Web page and app entries:
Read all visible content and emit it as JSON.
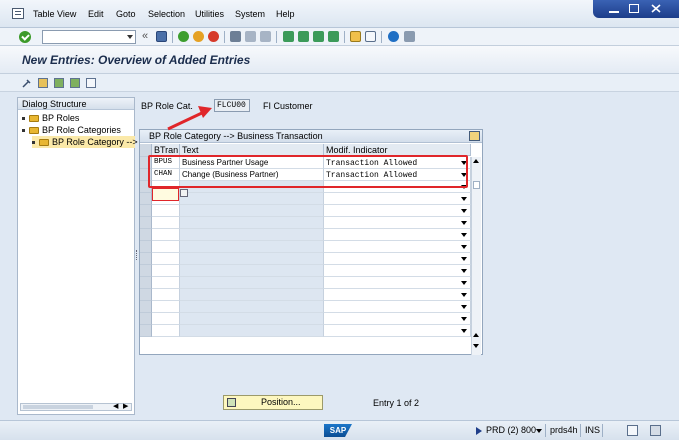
{
  "menu": {
    "items": [
      "Table View",
      "Edit",
      "Goto",
      "Selection",
      "Utilities",
      "System",
      "Help"
    ]
  },
  "toolbar": {
    "command_field_value": "",
    "icons": [
      "enter-icon",
      "save-icon",
      "back-icon",
      "exit-icon",
      "cancel-icon",
      "print-icon",
      "find-icon",
      "find-next-icon",
      "first-page-icon",
      "previous-page-icon",
      "next-page-icon",
      "last-page-icon",
      "new-session-icon",
      "shortcut-icon",
      "help-icon",
      "customize-layout-icon"
    ]
  },
  "title": "New Entries: Overview of Added Entries",
  "dialog_structure": {
    "header": "Dialog Structure",
    "items": [
      {
        "label": "BP Roles",
        "level": 0,
        "selected": false
      },
      {
        "label": "BP Role Categories",
        "level": 0,
        "selected": false
      },
      {
        "label": "BP Role Category -->",
        "level": 1,
        "selected": true
      }
    ]
  },
  "header_field": {
    "label": "BP Role Cat.",
    "value": "FLCU00",
    "description": "FI Customer"
  },
  "table": {
    "title": "BP Role Category --> Business Transaction",
    "columns": [
      "BTran",
      "Text",
      "Modif. Indicator"
    ],
    "rows": [
      {
        "btran": "BPUS",
        "text": "Business Partner Usage",
        "modif": "Transaction Allowed"
      },
      {
        "btran": "CHAN",
        "text": "Change (Business Partner)",
        "modif": "Transaction Allowed"
      }
    ],
    "empty_rows": 13
  },
  "position_button": {
    "label": "Position..."
  },
  "entry_info": "Entry 1 of 2",
  "status_bar": {
    "logo": "SAP",
    "system": "PRD (2) 800",
    "server": "prds4h",
    "mode": "INS"
  },
  "colors": {
    "highlight": "#e0262a",
    "title_text": "#1b2d4d",
    "selected_tree_item": "#fbe9a9",
    "position_button": "#fdf7bf"
  }
}
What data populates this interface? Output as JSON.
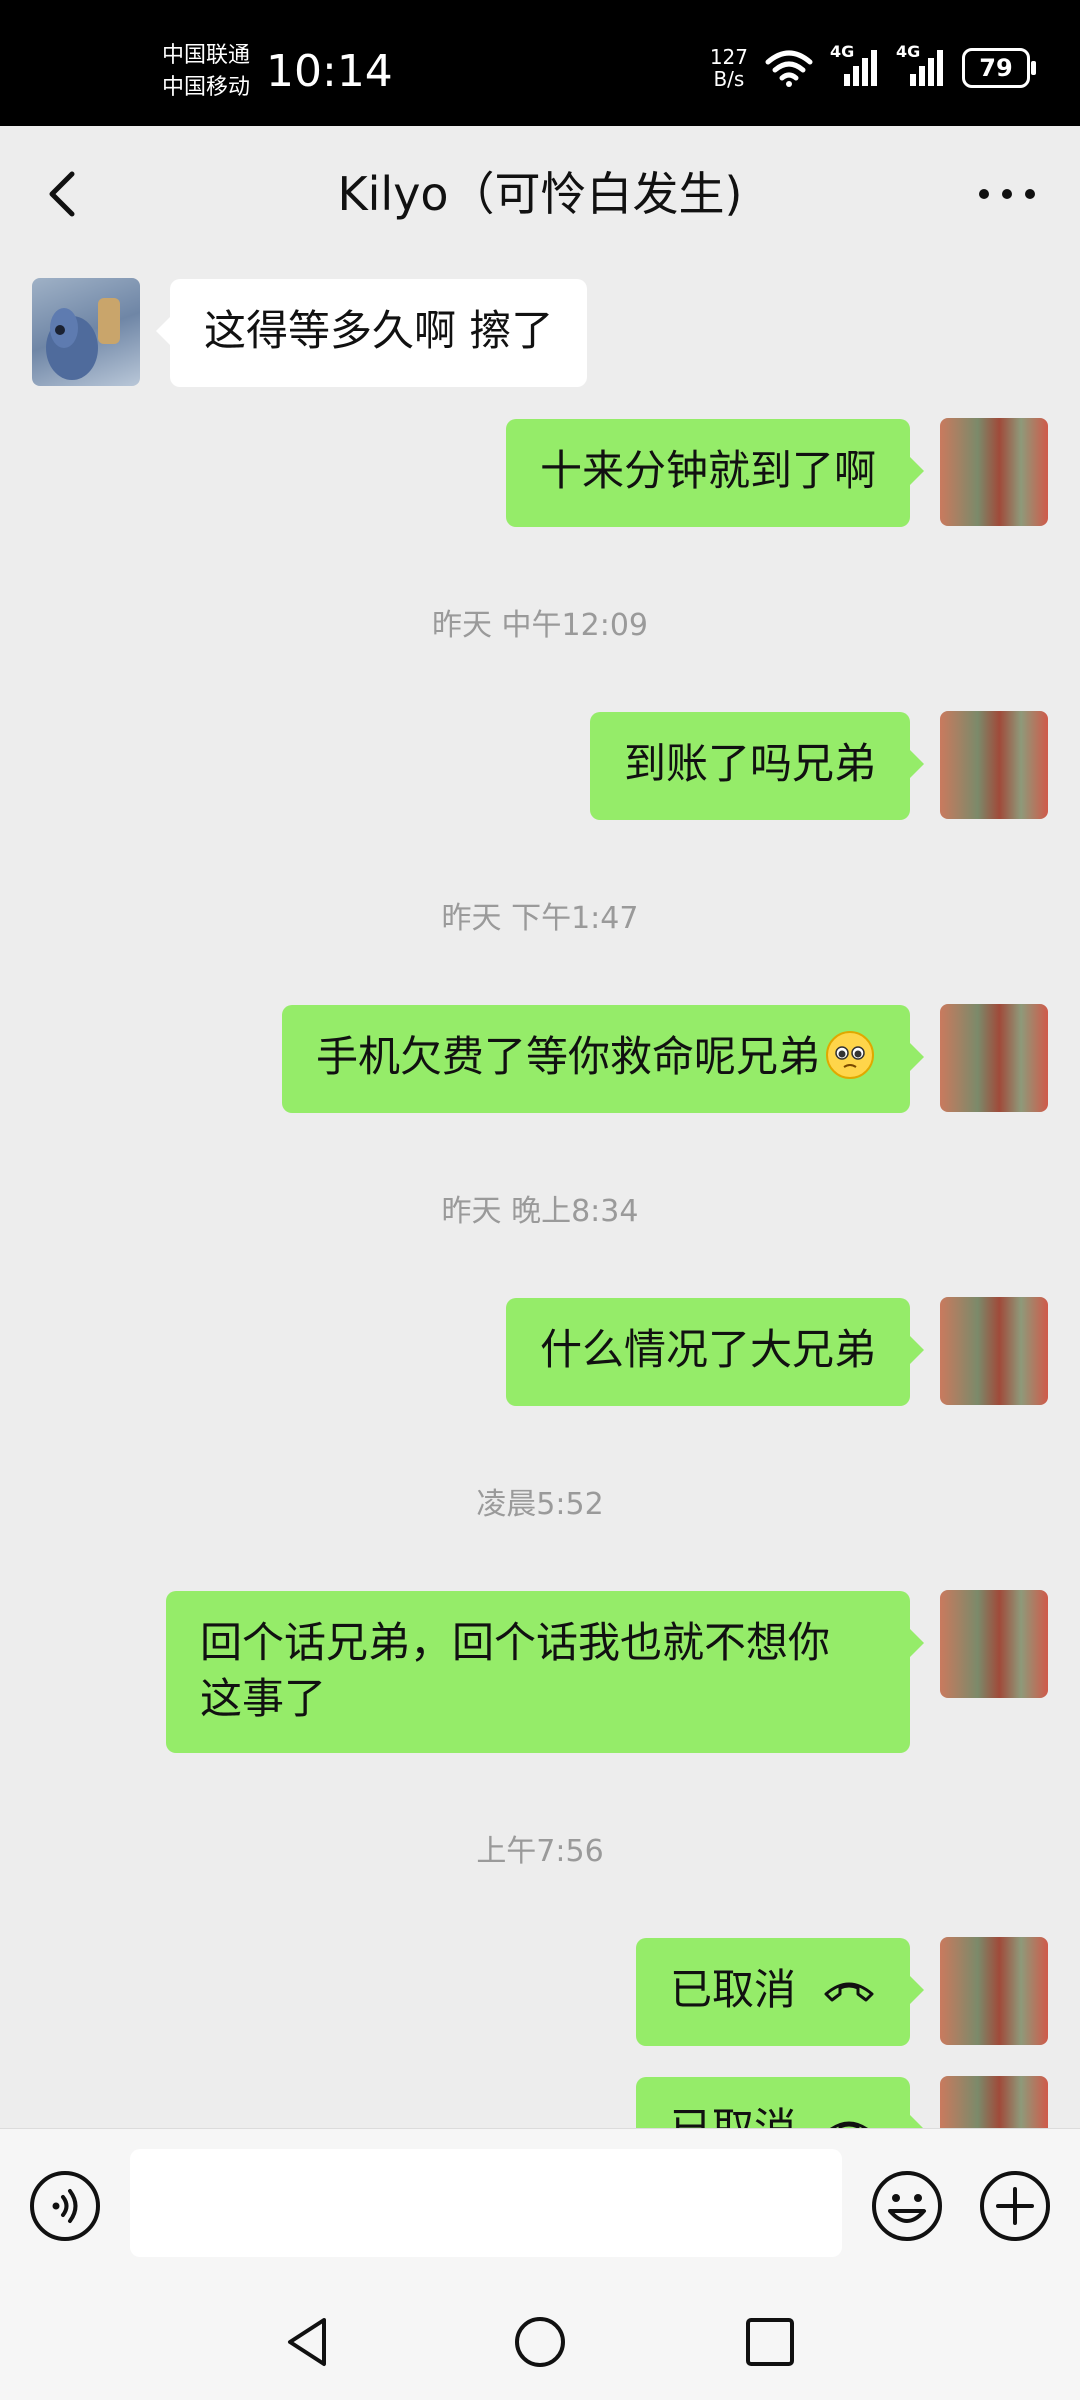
{
  "status_bar": {
    "carrier1": "中国联通",
    "carrier2": "中国移动",
    "time": "10:14",
    "speed_value": "127",
    "speed_unit": "B/s",
    "net1": "4G",
    "net2": "4G",
    "battery": "79"
  },
  "header": {
    "title": "Kilyo（可怜白发生)",
    "back_icon": "chevron-left-icon",
    "more_icon": "more-dots-icon"
  },
  "messages": {
    "m1": "这得等多久啊  擦了",
    "m2": "十来分钟就到了啊",
    "t1": "昨天 中午12:09",
    "m3": "到账了吗兄弟",
    "t2": "昨天 下午1:47",
    "m4": "手机欠费了等你救命呢兄弟",
    "t3": "昨天 晚上8:34",
    "m5": "什么情况了大兄弟",
    "t4": "凌晨5:52",
    "m6_line1": "回个话兄弟，回个话我也就不想你",
    "m6_line2": "这事了",
    "t5": "上午7:56",
    "m7": "已取消",
    "m8": "已取消"
  },
  "input_bar": {
    "voice_icon": "voice-icon",
    "emoji_icon": "emoji-icon",
    "plus_icon": "plus-icon",
    "input_value": ""
  },
  "nav_bar": {
    "back_icon": "nav-back-icon",
    "home_icon": "nav-home-icon",
    "recent_icon": "nav-recent-icon"
  },
  "colors": {
    "outgoing_bubble": "#95ec69",
    "incoming_bubble": "#ffffff",
    "background": "#ededed"
  }
}
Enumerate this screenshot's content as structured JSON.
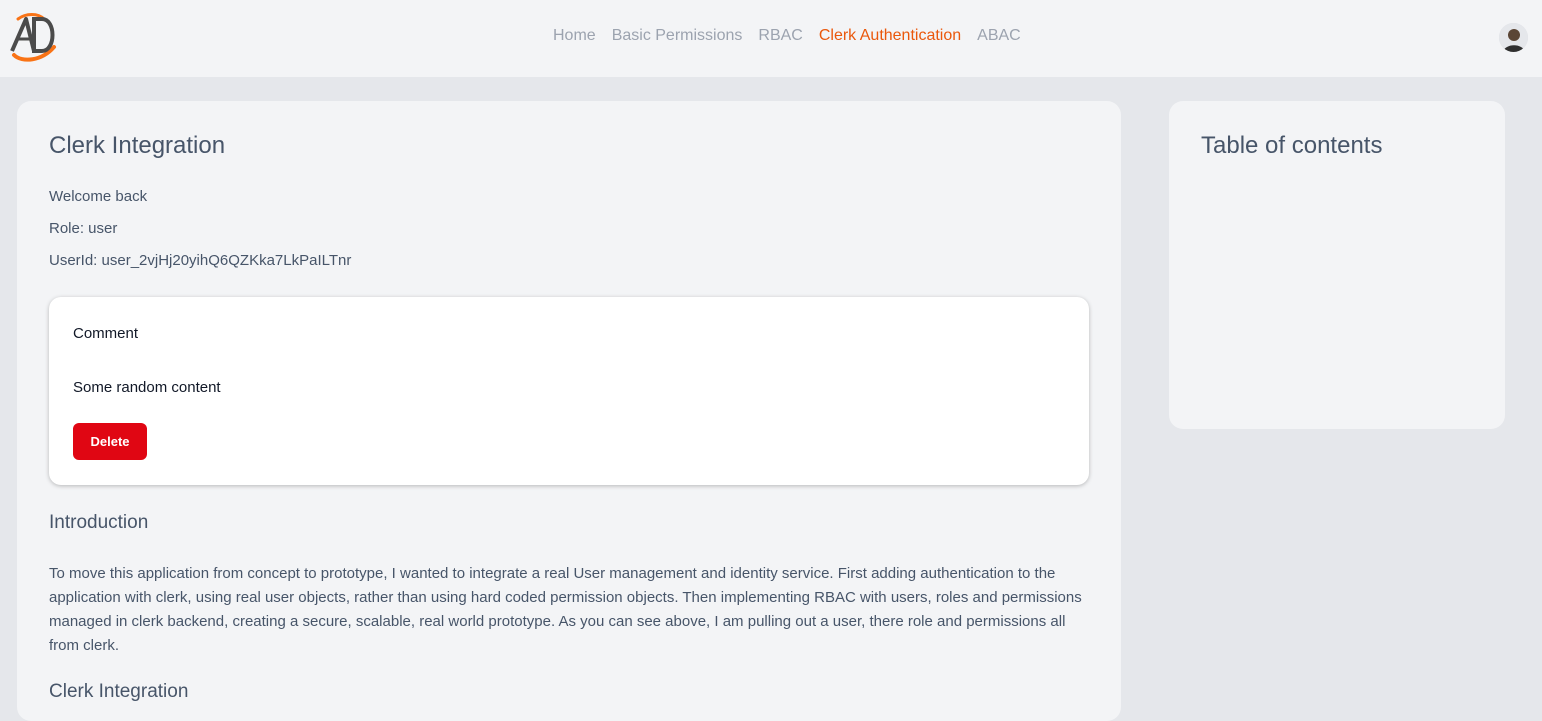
{
  "nav": {
    "items": [
      {
        "label": "Home",
        "active": false
      },
      {
        "label": "Basic Permissions",
        "active": false
      },
      {
        "label": "RBAC",
        "active": false
      },
      {
        "label": "Clerk Authentication",
        "active": true
      },
      {
        "label": "ABAC",
        "active": false
      }
    ]
  },
  "icons": {
    "logo": "ad-logo-icon",
    "avatar": "user-avatar"
  },
  "colors": {
    "accent": "#ea580c",
    "danger": "#e00613",
    "nav_inactive": "#9ca3af",
    "text": "#475569"
  },
  "main": {
    "title": "Clerk Integration",
    "welcome": "Welcome back",
    "role": "Role: user",
    "user_id": "UserId: user_2vjHj20yihQ6QZKka7LkPaILTnr",
    "comment": {
      "title": "Comment",
      "body": "Some random content",
      "delete_label": "Delete"
    },
    "intro_heading": "Introduction",
    "intro_paragraph": "To move this application from concept to prototype, I wanted to integrate a real User management and identity service. First adding authentication to the application with clerk, using real user objects, rather than using hard coded permission objects. Then implementing RBAC with users, roles and permissions managed in clerk backend, creating a secure, scalable, real world prototype. As you can see above, I am pulling out a user, there role and permissions all from clerk.",
    "next_heading": "Clerk Integration"
  },
  "toc": {
    "title": "Table of contents"
  }
}
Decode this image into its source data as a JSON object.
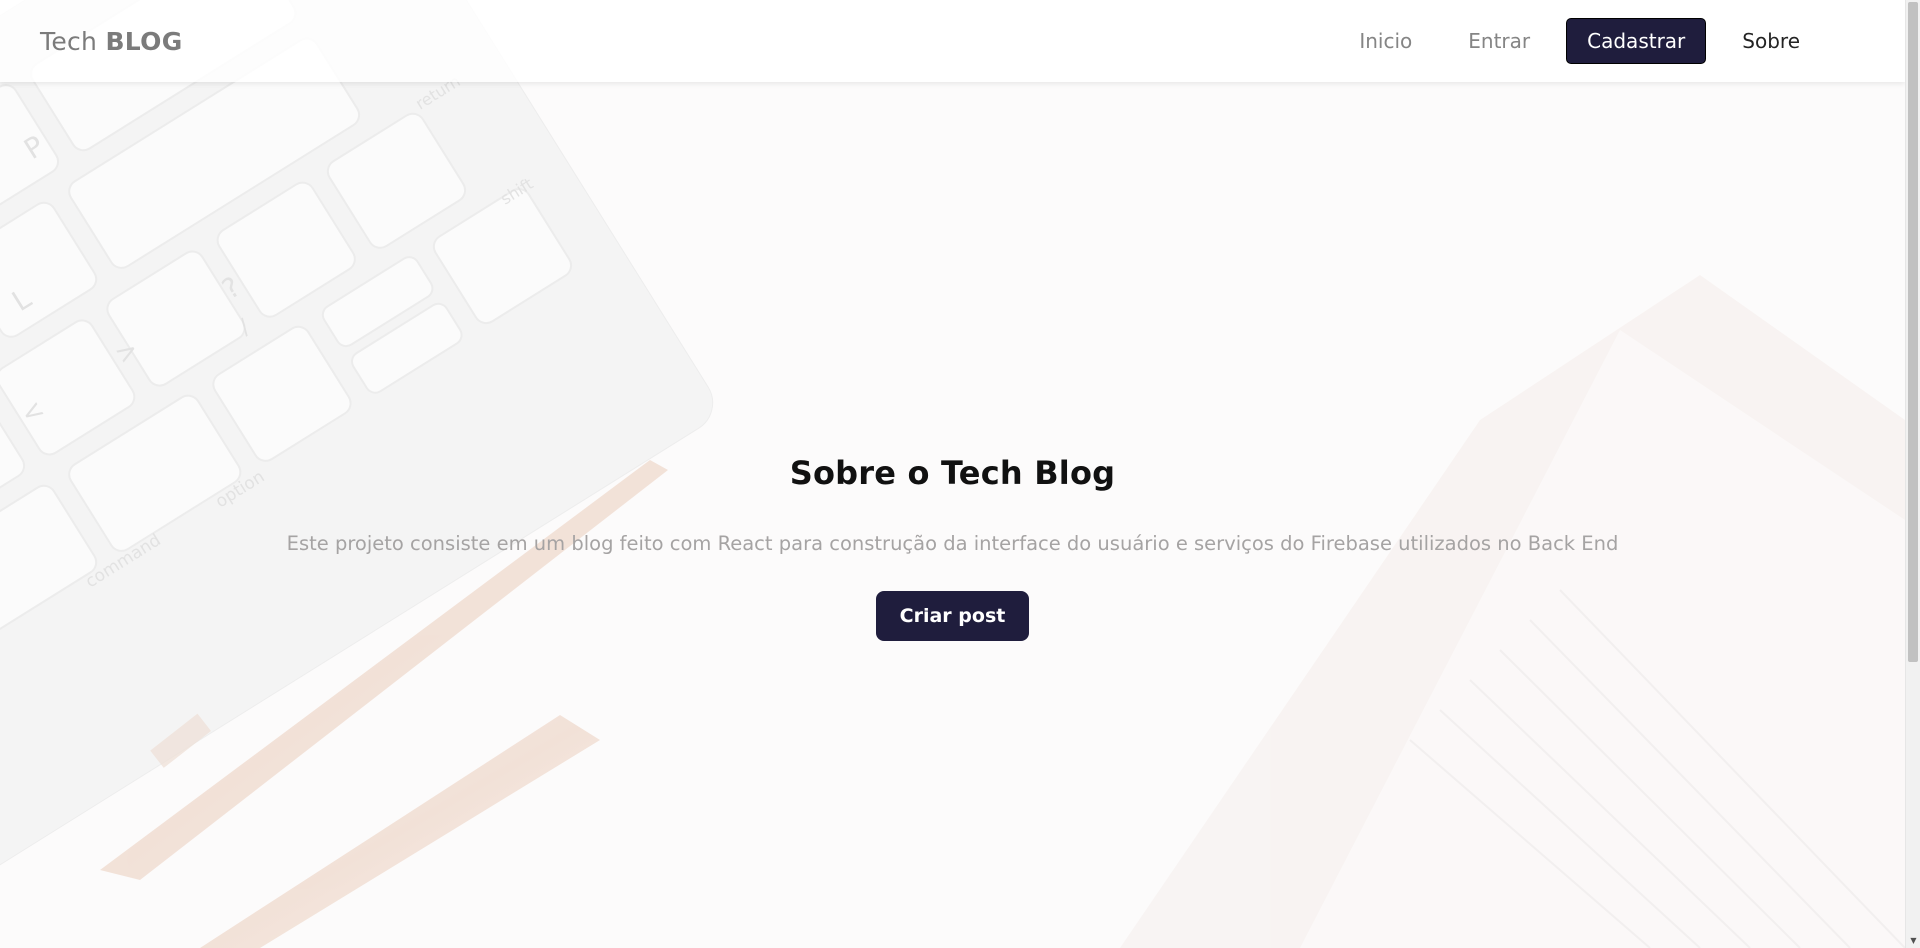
{
  "navbar": {
    "brand_light": "Tech ",
    "brand_bold": "BLOG",
    "links": [
      {
        "label": "Inicio"
      },
      {
        "label": "Entrar"
      },
      {
        "label": "Cadastrar"
      },
      {
        "label": "Sobre"
      }
    ]
  },
  "main": {
    "title": "Sobre o Tech Blog",
    "description": "Este projeto consiste em um blog feito com React para construção da interface do usuário e serviços do Firebase utilizados no Back End",
    "cta_label": "Criar post"
  },
  "background": {
    "key_labels": [
      "P",
      "L",
      "?",
      "/",
      ">",
      "<",
      "option",
      "command",
      "shift",
      "return"
    ]
  },
  "colors": {
    "accent": "#1f1d3d",
    "page_background": "#fcfbfb",
    "muted_text": "#a5a3a3"
  },
  "scrollbar": {
    "down_arrow": "▼"
  }
}
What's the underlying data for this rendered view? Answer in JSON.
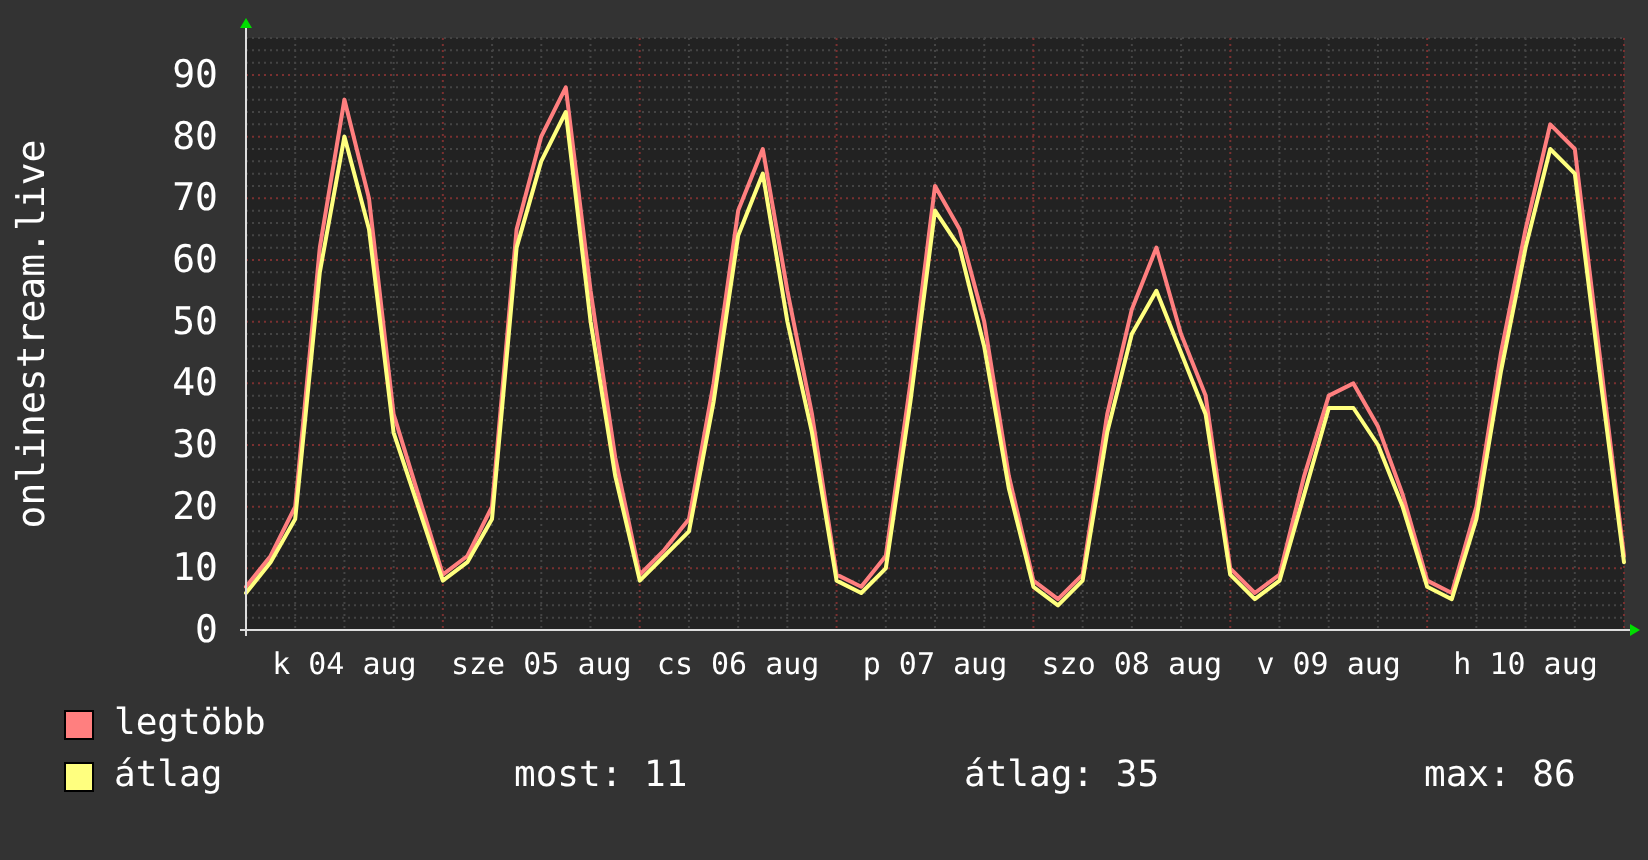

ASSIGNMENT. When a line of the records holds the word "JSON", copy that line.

RESPONSE.
Read all visible content and emit it as JSON.
What data populates this interface? Output as JSON.
Enumerate this screenshot's content as structured JSON.
Decode this image into its source data as a JSON object.
What's the underlying data for this rendered view? Answer in JSON.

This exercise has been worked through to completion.